Tourette's is a tic disorder. My parents mistook my first symptoms for nervous habits, bad ones I was developing to expend the surplus energy I seemed both gifted and cursed with. I talked, talked, talked impulsively. Constantly touched my head, hair, and face. Scrunched my nose and pursed my lips and cracked my jaw. I flared my nostrils like a dragon and sniffed, and when I was alone in my bedroom, I squealed and moaned. I couldn't help the barnyard noises that emerged from me, and after making like Miss Piggy's cousins, I usually felt relief, the kind you enjoy after a nice, long pee.
The annoying thoughts were worse. They hopped on my brain like invisible fleas, making my psyche itch the same way my body literally does before ticcing. I'd try to scratch or slap the pesky tickles by doing rituals or following rules I made up, but no matter how hard I worked, the itching always returned. More powerfully after it boomeranged back, too. OCD and Tourette's are my gruesome twosome, neurologically funky Siamese twins that doctors refer to as "comorbid disorders." The really lucky get a trifecta. OCD, Tourette's, and ADHD (Attention Deficit Hyperactivity Disorder).

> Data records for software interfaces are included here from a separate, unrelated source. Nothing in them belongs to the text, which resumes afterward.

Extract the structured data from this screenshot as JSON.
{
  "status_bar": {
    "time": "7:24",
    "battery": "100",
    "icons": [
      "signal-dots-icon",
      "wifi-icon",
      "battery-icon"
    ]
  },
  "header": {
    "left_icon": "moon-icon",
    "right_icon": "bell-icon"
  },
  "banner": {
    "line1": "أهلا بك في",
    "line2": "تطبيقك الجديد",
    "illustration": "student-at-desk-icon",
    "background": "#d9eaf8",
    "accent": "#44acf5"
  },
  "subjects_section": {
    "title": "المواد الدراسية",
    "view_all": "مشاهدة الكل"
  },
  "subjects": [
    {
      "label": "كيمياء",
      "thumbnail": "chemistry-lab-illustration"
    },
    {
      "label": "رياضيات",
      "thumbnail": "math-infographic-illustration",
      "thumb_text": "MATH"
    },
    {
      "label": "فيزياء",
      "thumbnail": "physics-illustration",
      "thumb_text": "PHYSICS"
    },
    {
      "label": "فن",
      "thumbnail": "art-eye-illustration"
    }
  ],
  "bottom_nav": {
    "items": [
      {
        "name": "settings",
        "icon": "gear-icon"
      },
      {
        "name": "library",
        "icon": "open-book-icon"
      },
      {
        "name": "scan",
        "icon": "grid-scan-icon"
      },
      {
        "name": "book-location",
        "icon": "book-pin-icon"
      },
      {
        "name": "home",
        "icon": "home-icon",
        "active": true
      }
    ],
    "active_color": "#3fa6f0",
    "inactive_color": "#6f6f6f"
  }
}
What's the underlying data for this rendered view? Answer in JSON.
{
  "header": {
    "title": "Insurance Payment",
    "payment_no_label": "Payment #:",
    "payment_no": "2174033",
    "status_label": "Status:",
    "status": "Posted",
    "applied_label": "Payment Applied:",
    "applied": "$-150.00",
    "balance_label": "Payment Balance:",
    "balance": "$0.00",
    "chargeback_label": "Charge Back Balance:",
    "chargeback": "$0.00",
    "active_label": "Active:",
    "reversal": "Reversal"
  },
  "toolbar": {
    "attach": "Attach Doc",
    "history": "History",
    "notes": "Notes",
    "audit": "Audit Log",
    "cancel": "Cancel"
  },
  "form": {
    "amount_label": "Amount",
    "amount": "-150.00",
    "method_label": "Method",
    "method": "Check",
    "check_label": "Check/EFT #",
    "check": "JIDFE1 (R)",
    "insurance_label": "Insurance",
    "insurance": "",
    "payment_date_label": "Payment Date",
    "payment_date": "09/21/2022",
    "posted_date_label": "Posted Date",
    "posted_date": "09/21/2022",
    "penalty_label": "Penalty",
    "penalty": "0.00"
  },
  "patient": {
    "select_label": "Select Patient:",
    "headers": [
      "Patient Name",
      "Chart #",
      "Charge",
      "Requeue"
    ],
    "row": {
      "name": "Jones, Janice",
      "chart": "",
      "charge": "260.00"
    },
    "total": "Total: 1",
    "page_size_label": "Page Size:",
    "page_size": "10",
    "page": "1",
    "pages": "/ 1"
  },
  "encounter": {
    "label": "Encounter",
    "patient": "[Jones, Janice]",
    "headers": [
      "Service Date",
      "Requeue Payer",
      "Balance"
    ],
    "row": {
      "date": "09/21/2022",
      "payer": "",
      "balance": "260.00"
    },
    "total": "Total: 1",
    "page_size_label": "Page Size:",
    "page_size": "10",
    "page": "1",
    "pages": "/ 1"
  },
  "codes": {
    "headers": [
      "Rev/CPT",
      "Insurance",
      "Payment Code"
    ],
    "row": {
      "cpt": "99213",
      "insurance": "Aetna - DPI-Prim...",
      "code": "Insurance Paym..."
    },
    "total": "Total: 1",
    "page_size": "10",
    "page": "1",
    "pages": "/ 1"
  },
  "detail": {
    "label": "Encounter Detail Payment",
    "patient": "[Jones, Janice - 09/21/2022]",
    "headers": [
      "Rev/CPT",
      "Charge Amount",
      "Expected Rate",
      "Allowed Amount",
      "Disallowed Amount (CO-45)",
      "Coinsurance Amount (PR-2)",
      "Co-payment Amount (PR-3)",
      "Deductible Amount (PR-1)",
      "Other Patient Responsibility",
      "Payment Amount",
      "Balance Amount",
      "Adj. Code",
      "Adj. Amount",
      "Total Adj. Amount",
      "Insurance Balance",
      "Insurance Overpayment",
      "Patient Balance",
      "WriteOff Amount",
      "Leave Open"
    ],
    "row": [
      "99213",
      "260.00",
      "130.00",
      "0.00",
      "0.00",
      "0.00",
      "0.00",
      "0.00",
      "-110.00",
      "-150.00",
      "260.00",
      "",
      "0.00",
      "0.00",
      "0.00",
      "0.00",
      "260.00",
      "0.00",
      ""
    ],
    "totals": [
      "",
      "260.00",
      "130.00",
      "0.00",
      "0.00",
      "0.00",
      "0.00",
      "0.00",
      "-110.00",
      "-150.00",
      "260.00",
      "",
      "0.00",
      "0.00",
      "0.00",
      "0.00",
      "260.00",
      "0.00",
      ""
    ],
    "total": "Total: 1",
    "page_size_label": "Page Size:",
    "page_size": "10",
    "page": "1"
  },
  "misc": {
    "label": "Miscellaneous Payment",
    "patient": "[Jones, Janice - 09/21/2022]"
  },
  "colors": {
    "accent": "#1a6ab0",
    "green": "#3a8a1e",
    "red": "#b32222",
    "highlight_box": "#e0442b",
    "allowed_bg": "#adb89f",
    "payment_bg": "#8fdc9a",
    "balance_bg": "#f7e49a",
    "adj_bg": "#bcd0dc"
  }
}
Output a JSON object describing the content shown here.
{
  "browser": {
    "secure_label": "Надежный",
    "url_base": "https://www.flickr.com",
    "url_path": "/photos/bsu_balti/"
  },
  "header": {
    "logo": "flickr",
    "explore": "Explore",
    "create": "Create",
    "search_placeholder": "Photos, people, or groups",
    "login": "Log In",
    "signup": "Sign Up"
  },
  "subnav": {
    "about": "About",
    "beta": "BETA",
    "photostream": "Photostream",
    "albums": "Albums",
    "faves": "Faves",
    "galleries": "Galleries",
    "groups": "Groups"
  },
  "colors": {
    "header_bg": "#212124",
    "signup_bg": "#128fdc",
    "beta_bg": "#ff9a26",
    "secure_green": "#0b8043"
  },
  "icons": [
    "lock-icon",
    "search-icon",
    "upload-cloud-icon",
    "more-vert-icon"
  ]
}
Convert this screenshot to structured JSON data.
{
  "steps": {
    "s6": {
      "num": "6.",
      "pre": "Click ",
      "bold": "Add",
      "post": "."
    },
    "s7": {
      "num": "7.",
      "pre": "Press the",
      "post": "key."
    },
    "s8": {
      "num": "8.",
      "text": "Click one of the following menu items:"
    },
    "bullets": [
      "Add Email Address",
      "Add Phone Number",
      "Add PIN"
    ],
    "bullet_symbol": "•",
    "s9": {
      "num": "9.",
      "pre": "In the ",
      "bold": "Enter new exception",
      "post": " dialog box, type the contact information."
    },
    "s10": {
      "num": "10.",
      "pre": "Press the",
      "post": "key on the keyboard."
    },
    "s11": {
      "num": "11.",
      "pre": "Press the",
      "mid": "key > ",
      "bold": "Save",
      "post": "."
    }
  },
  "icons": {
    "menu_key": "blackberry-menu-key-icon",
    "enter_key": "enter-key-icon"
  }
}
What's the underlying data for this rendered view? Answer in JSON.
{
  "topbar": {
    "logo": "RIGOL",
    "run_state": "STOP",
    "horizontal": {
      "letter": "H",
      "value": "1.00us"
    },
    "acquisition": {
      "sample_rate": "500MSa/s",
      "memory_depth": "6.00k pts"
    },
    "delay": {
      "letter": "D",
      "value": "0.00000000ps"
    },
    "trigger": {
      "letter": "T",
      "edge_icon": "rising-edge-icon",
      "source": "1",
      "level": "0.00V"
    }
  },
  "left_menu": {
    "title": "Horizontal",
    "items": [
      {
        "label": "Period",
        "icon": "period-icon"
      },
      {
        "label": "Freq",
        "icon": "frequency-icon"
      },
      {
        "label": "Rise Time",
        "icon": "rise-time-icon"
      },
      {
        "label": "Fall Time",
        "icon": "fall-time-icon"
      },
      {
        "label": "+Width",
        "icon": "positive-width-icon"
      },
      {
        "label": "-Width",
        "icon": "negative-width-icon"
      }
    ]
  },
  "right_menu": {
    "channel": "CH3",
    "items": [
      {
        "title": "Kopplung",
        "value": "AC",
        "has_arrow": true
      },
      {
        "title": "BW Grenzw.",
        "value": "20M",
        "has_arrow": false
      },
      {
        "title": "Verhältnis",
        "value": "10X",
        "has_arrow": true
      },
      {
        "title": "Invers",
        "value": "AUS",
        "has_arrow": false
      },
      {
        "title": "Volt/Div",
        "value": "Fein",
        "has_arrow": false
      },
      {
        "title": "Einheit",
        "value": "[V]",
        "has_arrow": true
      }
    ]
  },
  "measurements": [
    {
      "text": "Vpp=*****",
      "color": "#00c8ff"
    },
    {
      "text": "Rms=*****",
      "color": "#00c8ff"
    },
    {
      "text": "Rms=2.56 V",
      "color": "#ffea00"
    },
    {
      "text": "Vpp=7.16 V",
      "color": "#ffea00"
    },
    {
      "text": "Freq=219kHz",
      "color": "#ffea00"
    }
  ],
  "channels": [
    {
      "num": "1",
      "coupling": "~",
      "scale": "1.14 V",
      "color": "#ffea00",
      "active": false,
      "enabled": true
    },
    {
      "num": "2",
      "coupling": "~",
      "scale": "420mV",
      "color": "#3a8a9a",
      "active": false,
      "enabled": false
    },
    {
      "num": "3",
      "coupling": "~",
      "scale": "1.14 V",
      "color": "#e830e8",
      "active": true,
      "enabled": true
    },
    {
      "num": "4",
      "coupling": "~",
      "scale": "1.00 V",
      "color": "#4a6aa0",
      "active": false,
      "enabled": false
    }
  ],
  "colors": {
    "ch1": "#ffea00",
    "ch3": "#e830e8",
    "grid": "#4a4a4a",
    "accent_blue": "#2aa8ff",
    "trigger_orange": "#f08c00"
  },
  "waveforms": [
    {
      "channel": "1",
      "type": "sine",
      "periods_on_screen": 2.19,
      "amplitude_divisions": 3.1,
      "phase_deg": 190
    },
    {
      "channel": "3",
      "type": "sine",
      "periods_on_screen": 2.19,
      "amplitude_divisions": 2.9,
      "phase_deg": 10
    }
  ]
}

It makes sense that because of my conditions, the stories I relate to most are gender outlaws'. I especially appreciate the lore of adult transmen who, as little tomboys, expected they'd grow the body parts that would enable them to get wives with bras and periods and soft voices. At eleven and twelve, their nightmare descended. Instead of tics or obsessions, their horror came in the form of a swelling chest and bloodied underwear and a never expanding Adam's apple. Transpeople know better than anyone the heartbreak of being betrayed by your own mind and body, your own mind and body having the power to imprison you if you let them.
My title novella takes a stab at answering these questions: "How does a girl with Tourette's and OCD launch a prison break? Does she slip through the bars, fight her way out with guns blasting, or learn that the best thing to do is sit and make her cell pretty?" I can't tell you what happens, that would be giving it away for free, but I can tell you this much: Desiree Garcia, my main character, takes her cue from trans people. Whether at war with their bodies or establishing a gentle truce, they teach what it means to transcend flesh and blood through their most unruly flesh and blood. They wear their uniqueness in the most physical way, just like I do when I do people the honor of watching me shudder, moan, and stomp my feet.